Tyler was the 10th President of the United States and 6th President from Virginia. He set a precedent as the Vice President taking office after the death of William Henry Harrison who was only President for one month. Harrison and Tyler were members of the Whig Party, a newly formed political party that was a counter to Andrew Jackson and his Democrat party. The Whig Party was excited at the opportunity of seizing the Presidency and put a great deal of faith in Harrison and Tyler enacting their “American System”, a more active Federal government enacting subsidization to favor American industry and internal improvements.

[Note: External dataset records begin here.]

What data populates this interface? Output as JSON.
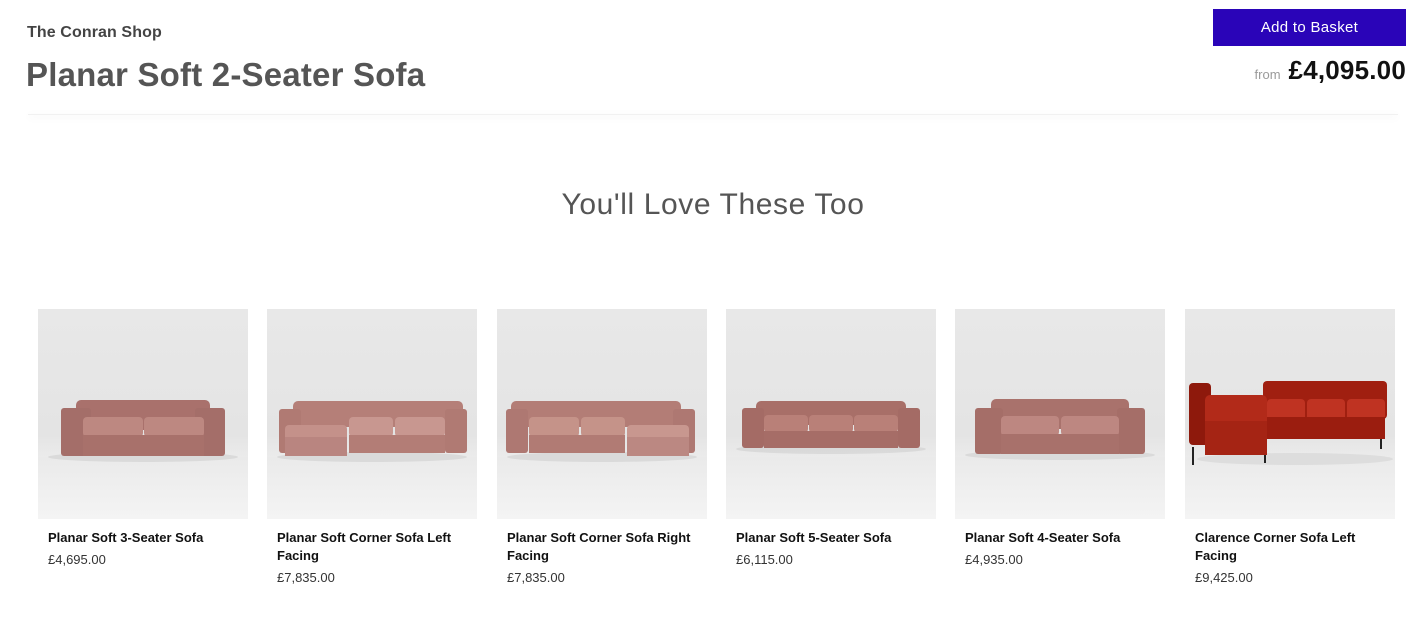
{
  "header": {
    "brand": "The Conran Shop",
    "product_title": "Planar Soft 2-Seater Sofa",
    "add_to_basket_label": "Add to Basket",
    "price_prefix": "from",
    "price": "£4,095.00",
    "accent_color": "#2a04b8"
  },
  "recommendations": {
    "title": "You'll Love These Too",
    "items": [
      {
        "name": "Planar Soft 3-Seater Sofa",
        "price": "£4,695.00",
        "image": "pink-3-seater-sofa"
      },
      {
        "name": "Planar Soft Corner Sofa Left Facing",
        "price": "£7,835.00",
        "image": "pink-corner-sofa-left"
      },
      {
        "name": "Planar Soft Corner Sofa Right Facing",
        "price": "£7,835.00",
        "image": "pink-corner-sofa-right"
      },
      {
        "name": "Planar Soft 5-Seater Sofa",
        "price": "£6,115.00",
        "image": "pink-5-seater-sofa"
      },
      {
        "name": "Planar Soft 4-Seater Sofa",
        "price": "£4,935.00",
        "image": "pink-4-seater-sofa"
      },
      {
        "name": "Clarence Corner Sofa Left Facing",
        "price": "£9,425.00",
        "image": "red-velvet-corner-sofa"
      }
    ]
  },
  "colors": {
    "sofa_pink": "#b77f79",
    "sofa_red": "#a82414"
  }
}
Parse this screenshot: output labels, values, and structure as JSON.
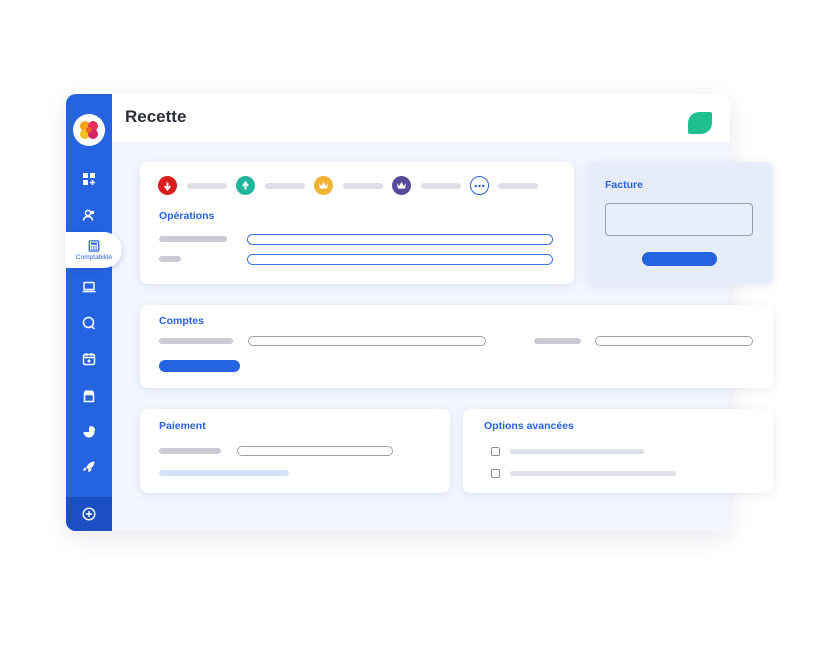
{
  "header": {
    "title": "Recette"
  },
  "sidebar": {
    "active_label": "Comptabilité",
    "items": [
      "dashboard-icon",
      "contacts-icon",
      "calculator-icon",
      "laptop-icon",
      "chat-icon",
      "calendar-icon",
      "shop-icon",
      "stats-icon",
      "rocket-icon"
    ],
    "add_icon": "plus-circle-icon"
  },
  "operations": {
    "title": "Opérations",
    "type_chips": [
      {
        "icon": "arrow-down-icon",
        "color": "#d91c1c"
      },
      {
        "icon": "arrow-up-icon",
        "color": "#1fb59a"
      },
      {
        "icon": "crown-icon",
        "color": "#f2b233"
      },
      {
        "icon": "crown-icon",
        "color": "#5a4a9a"
      },
      {
        "icon": "more-icon",
        "color": "#2563e0"
      }
    ]
  },
  "facture": {
    "title": "Facture"
  },
  "comptes": {
    "title": "Comptes"
  },
  "paiement": {
    "title": "Paiement"
  },
  "options": {
    "title": "Options avancées"
  },
  "colors": {
    "accent": "#2563e0",
    "green": "#1fbf8f"
  }
}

Tyler played a crucial part in growing the Union by allowing Texas to join. But the Whig Party would soon be at odds with Tyler, who took his oath to the constitution more seriously. Tyler would veto many of the Whig sponsored bills which he felt weren’t constitutional and was an ardent believer of limited Federal power. When a bill for reinstituting the central bank that he opposed early in his political career arrived on his desk, he wasted no time vetoing it and wrote a 2500 word message explaining the reasoning.
“….I regard the bill as asserting for Congress the right to incorporate a United States bank with power and right to establish offices of discount and deposit in the several States of this Union with or without their consent--a principle to which I have always heretofore been opposed and which can never obtain my sanction; and waiving all other considerations growing out of its other provisions, I return it to the House in which it originated with these my objections to its approval.”
The Whig Party violently rioted at the White House when they heard news of the veto. They would team up with anti-southerner members of Congress in attempt to impeach Tyler, but failed.
Like his role model George Washington, Tyler retired from politics to become a farmer but re-entered public life at the beginning of Virginia’s second war for independence. His fellow Virginians called on the 70-year-old to head a Peace Convention in the winter of 1860-1861. This body tried to negotiate a compromise with the Republicans in the North to prevent a war. Lincoln would refuse to meet with and negotiate with this convention and would prepare to rearm Federal forts.
Tyler was then elected to Virginia’s Secession Convention and felt a split between the North and South was the only way to resolve the increasing political tensions. On April 4 he voted for secession when the convention rejected it. On April 17, after the attack on Fort Sumter and Lincoln's call for troops, Tyler voted with the majority for secession. He headed a committee that negotiated the terms for Virginia's entry into the Confederate States and he was elected a member of their provisional government.
Tyler's death was the only one in presidential history not to be officially recognized in Washington D.C. because of his allegiance to the rebels. And he remains the only U.S. president ever laid to rest with another nation’s flag draped over his coffin.
New York Times article from 1862 on his death:
John Tyler’s Veto Message on August 16th, 1841:
Confederate Peace Convention of 1861:
Authored by R.E. Foy